> _Task inputs_

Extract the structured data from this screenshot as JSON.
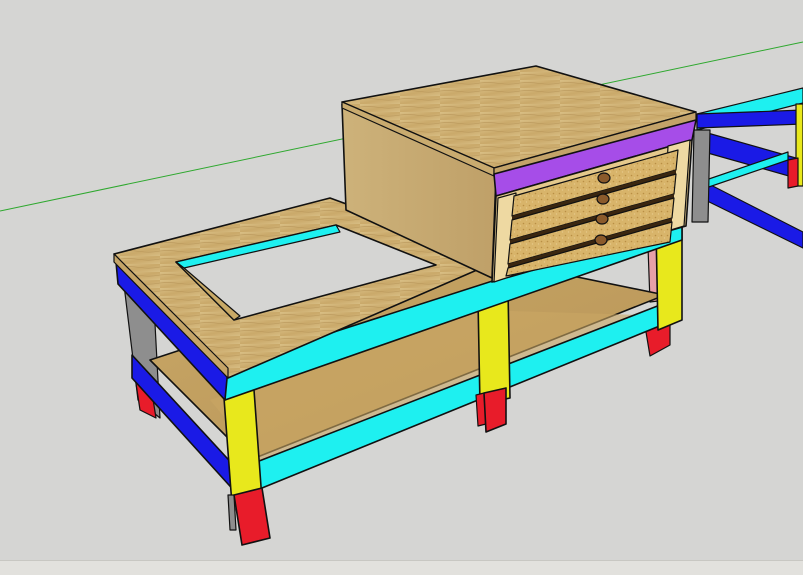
{
  "app": {
    "viewport_label": "",
    "status_text": ""
  },
  "colors": {
    "background": "#d5d5d3",
    "axis_green": "#2ea82e",
    "frame_cyan": "#1ef0f0",
    "frame_blue": "#1a1ae6",
    "leg_yellow": "#e8e81c",
    "leg_red": "#e81c2a",
    "leg_gray": "#8e8e8e",
    "leg_teal": "#178f8f",
    "leg_pink": "#e8a0a8",
    "drawer_band": "#a64de8",
    "plywood": "#d6b97a",
    "cork": "#d9b66d",
    "knob": "#8a5a2b"
  },
  "model": {
    "drawer_count": 4
  }
}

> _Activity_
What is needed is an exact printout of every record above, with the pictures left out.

> _Result of the exercise_
Extract the structured data from this screenshot as JSON.
{
  "app": {
    "viewport_label": "",
    "status_text": ""
  },
  "colors": {
    "background": "#d5d5d3",
    "axis_green": "#2ea82e",
    "frame_cyan": "#1ef0f0",
    "frame_blue": "#1a1ae6",
    "leg_yellow": "#e8e81c",
    "leg_red": "#e81c2a",
    "leg_gray": "#8e8e8e",
    "leg_teal": "#178f8f",
    "leg_pink": "#e8a0a8",
    "drawer_band": "#a64de8",
    "plywood": "#d6b97a",
    "cork": "#d9b66d",
    "knob": "#8a5a2b"
  },
  "model": {
    "drawer_count": 4
  }
}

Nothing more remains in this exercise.